▸ DIRECTIONS FOR THIS TASK: Apart from the pictures, print the data below exactly as given.

Page and application data records:
※
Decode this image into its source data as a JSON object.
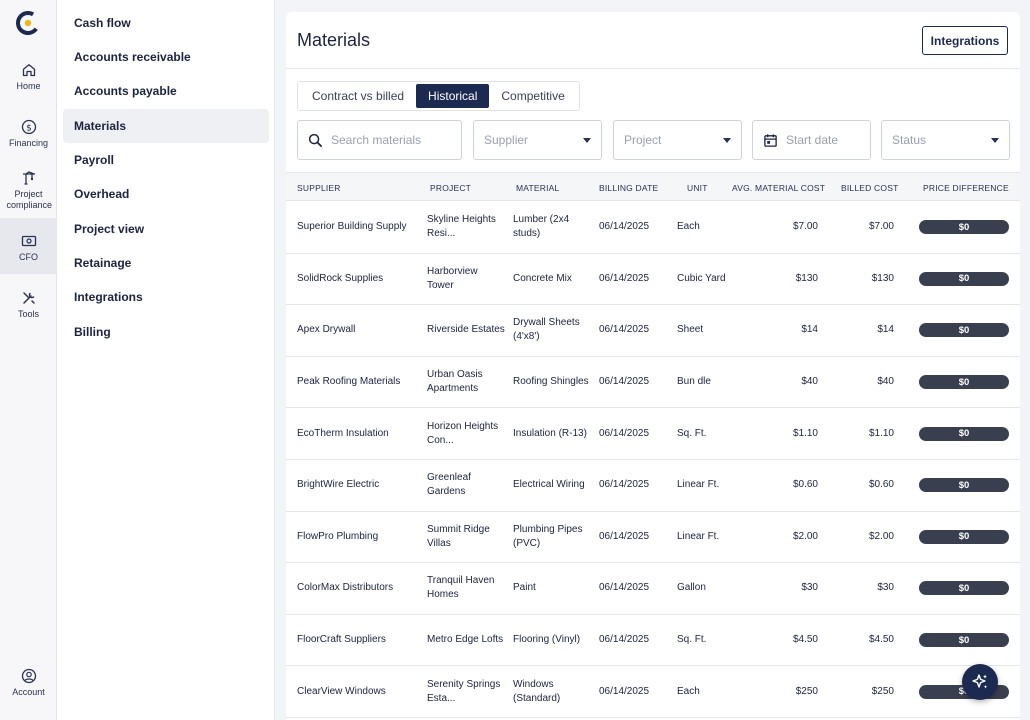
{
  "rail": {
    "items": [
      {
        "label": "Home",
        "icon": "home-icon"
      },
      {
        "label": "Financing",
        "icon": "dollar-circle-icon"
      },
      {
        "label": "Project compliance",
        "icon": "crane-icon"
      },
      {
        "label": "CFO",
        "icon": "cash-icon"
      },
      {
        "label": "Tools",
        "icon": "tools-icon"
      }
    ],
    "account": {
      "label": "Account",
      "icon": "account-icon"
    }
  },
  "submenu": {
    "items": [
      {
        "label": "Cash flow"
      },
      {
        "label": "Accounts receivable"
      },
      {
        "label": "Accounts payable"
      },
      {
        "label": "Materials"
      },
      {
        "label": "Payroll"
      },
      {
        "label": "Overhead"
      },
      {
        "label": "Project view"
      },
      {
        "label": "Retainage"
      },
      {
        "label": "Integrations"
      },
      {
        "label": "Billing"
      }
    ],
    "active": "Materials"
  },
  "main": {
    "title": "Materials",
    "integrations_button": "Integrations",
    "tabs": [
      "Contract vs billed",
      "Historical",
      "Competitive"
    ],
    "active_tab": "Historical",
    "filters": {
      "search_placeholder": "Search materials",
      "supplier": "Supplier",
      "project": "Project",
      "start_date": "Start date",
      "status": "Status"
    }
  },
  "table": {
    "columns": [
      "SUPPLIER",
      "PROJECT",
      "MATERIAL",
      "BILLING DATE",
      "UNIT",
      "AVG. MATERIAL COST",
      "BILLED COST",
      "PRICE DIFFERENCE"
    ],
    "rows": [
      {
        "supplier": "Superior Building Supply",
        "project": "Skyline Heights Resi...",
        "material": "Lumber (2x4 studs)",
        "date": "06/14/2025",
        "unit": "Each",
        "avg": "$7.00",
        "billed": "$7.00",
        "diff": "$0"
      },
      {
        "supplier": "SolidRock Supplies",
        "project": "Harborview Tower",
        "material": "Concrete Mix",
        "date": "06/14/2025",
        "unit": "Cubic Yard",
        "avg": "$130",
        "billed": "$130",
        "diff": "$0"
      },
      {
        "supplier": "Apex Drywall",
        "project": "Riverside Estates",
        "material": "Drywall Sheets (4'x8')",
        "date": "06/14/2025",
        "unit": "Sheet",
        "avg": "$14",
        "billed": "$14",
        "diff": "$0"
      },
      {
        "supplier": "Peak Roofing Materials",
        "project": "Urban Oasis Apartments",
        "material": "Roofing Shingles",
        "date": "06/14/2025",
        "unit": "Bun dle",
        "avg": "$40",
        "billed": "$40",
        "diff": "$0"
      },
      {
        "supplier": "EcoTherm Insulation",
        "project": "Horizon Heights Con...",
        "material": "Insulation (R-13)",
        "date": "06/14/2025",
        "unit": "Sq. Ft.",
        "avg": "$1.10",
        "billed": "$1.10",
        "diff": "$0"
      },
      {
        "supplier": "BrightWire Electric",
        "project": "Greenleaf Gardens",
        "material": "Electrical Wiring",
        "date": "06/14/2025",
        "unit": "Linear Ft.",
        "avg": "$0.60",
        "billed": "$0.60",
        "diff": "$0"
      },
      {
        "supplier": "FlowPro Plumbing",
        "project": "Summit Ridge Villas",
        "material": "Plumbing Pipes (PVC)",
        "date": "06/14/2025",
        "unit": "Linear Ft.",
        "avg": "$2.00",
        "billed": "$2.00",
        "diff": "$0"
      },
      {
        "supplier": "ColorMax Distributors",
        "project": "Tranquil Haven Homes",
        "material": "Paint",
        "date": "06/14/2025",
        "unit": "Gallon",
        "avg": "$30",
        "billed": "$30",
        "diff": "$0"
      },
      {
        "supplier": "FloorCraft Suppliers",
        "project": "Metro Edge Lofts",
        "material": "Flooring (Vinyl)",
        "date": "06/14/2025",
        "unit": "Sq. Ft.",
        "avg": "$4.50",
        "billed": "$4.50",
        "diff": "$0"
      },
      {
        "supplier": "ClearView Windows",
        "project": "Serenity Springs Esta...",
        "material": "Windows (Standard)",
        "date": "06/14/2025",
        "unit": "Each",
        "avg": "$250",
        "billed": "$250",
        "diff": "$0"
      }
    ]
  },
  "fab": {
    "icon": "sparkle-icon"
  },
  "colors": {
    "accent": "#1c2a52",
    "pill": "#3a3f4f",
    "logo_yellow": "#f2b51c"
  }
}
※
▸ SOLUTION TO THIS EXERCISE:
Decode this image into its source data as a JSON object.
{
  "rail": {
    "items": [
      {
        "label": "Home",
        "icon": "home-icon"
      },
      {
        "label": "Financing",
        "icon": "dollar-circle-icon"
      },
      {
        "label": "Project compliance",
        "icon": "crane-icon"
      },
      {
        "label": "CFO",
        "icon": "cash-icon"
      },
      {
        "label": "Tools",
        "icon": "tools-icon"
      }
    ],
    "account": {
      "label": "Account",
      "icon": "account-icon"
    }
  },
  "submenu": {
    "items": [
      {
        "label": "Cash flow"
      },
      {
        "label": "Accounts receivable"
      },
      {
        "label": "Accounts payable"
      },
      {
        "label": "Materials"
      },
      {
        "label": "Payroll"
      },
      {
        "label": "Overhead"
      },
      {
        "label": "Project view"
      },
      {
        "label": "Retainage"
      },
      {
        "label": "Integrations"
      },
      {
        "label": "Billing"
      }
    ],
    "active": "Materials"
  },
  "main": {
    "title": "Materials",
    "integrations_button": "Integrations",
    "tabs": [
      "Contract vs billed",
      "Historical",
      "Competitive"
    ],
    "active_tab": "Historical",
    "filters": {
      "search_placeholder": "Search materials",
      "supplier": "Supplier",
      "project": "Project",
      "start_date": "Start date",
      "status": "Status"
    }
  },
  "table": {
    "columns": [
      "SUPPLIER",
      "PROJECT",
      "MATERIAL",
      "BILLING DATE",
      "UNIT",
      "AVG. MATERIAL COST",
      "BILLED COST",
      "PRICE DIFFERENCE"
    ],
    "rows": [
      {
        "supplier": "Superior Building Supply",
        "project": "Skyline Heights Resi...",
        "material": "Lumber (2x4 studs)",
        "date": "06/14/2025",
        "unit": "Each",
        "avg": "$7.00",
        "billed": "$7.00",
        "diff": "$0"
      },
      {
        "supplier": "SolidRock Supplies",
        "project": "Harborview Tower",
        "material": "Concrete Mix",
        "date": "06/14/2025",
        "unit": "Cubic Yard",
        "avg": "$130",
        "billed": "$130",
        "diff": "$0"
      },
      {
        "supplier": "Apex Drywall",
        "project": "Riverside Estates",
        "material": "Drywall Sheets (4'x8')",
        "date": "06/14/2025",
        "unit": "Sheet",
        "avg": "$14",
        "billed": "$14",
        "diff": "$0"
      },
      {
        "supplier": "Peak Roofing Materials",
        "project": "Urban Oasis Apartments",
        "material": "Roofing Shingles",
        "date": "06/14/2025",
        "unit": "Bun dle",
        "avg": "$40",
        "billed": "$40",
        "diff": "$0"
      },
      {
        "supplier": "EcoTherm Insulation",
        "project": "Horizon Heights Con...",
        "material": "Insulation (R-13)",
        "date": "06/14/2025",
        "unit": "Sq. Ft.",
        "avg": "$1.10",
        "billed": "$1.10",
        "diff": "$0"
      },
      {
        "supplier": "BrightWire Electric",
        "project": "Greenleaf Gardens",
        "material": "Electrical Wiring",
        "date": "06/14/2025",
        "unit": "Linear Ft.",
        "avg": "$0.60",
        "billed": "$0.60",
        "diff": "$0"
      },
      {
        "supplier": "FlowPro Plumbing",
        "project": "Summit Ridge Villas",
        "material": "Plumbing Pipes (PVC)",
        "date": "06/14/2025",
        "unit": "Linear Ft.",
        "avg": "$2.00",
        "billed": "$2.00",
        "diff": "$0"
      },
      {
        "supplier": "ColorMax Distributors",
        "project": "Tranquil Haven Homes",
        "material": "Paint",
        "date": "06/14/2025",
        "unit": "Gallon",
        "avg": "$30",
        "billed": "$30",
        "diff": "$0"
      },
      {
        "supplier": "FloorCraft Suppliers",
        "project": "Metro Edge Lofts",
        "material": "Flooring (Vinyl)",
        "date": "06/14/2025",
        "unit": "Sq. Ft.",
        "avg": "$4.50",
        "billed": "$4.50",
        "diff": "$0"
      },
      {
        "supplier": "ClearView Windows",
        "project": "Serenity Springs Esta...",
        "material": "Windows (Standard)",
        "date": "06/14/2025",
        "unit": "Each",
        "avg": "$250",
        "billed": "$250",
        "diff": "$0"
      }
    ]
  },
  "fab": {
    "icon": "sparkle-icon"
  },
  "colors": {
    "accent": "#1c2a52",
    "pill": "#3a3f4f",
    "logo_yellow": "#f2b51c"
  }
}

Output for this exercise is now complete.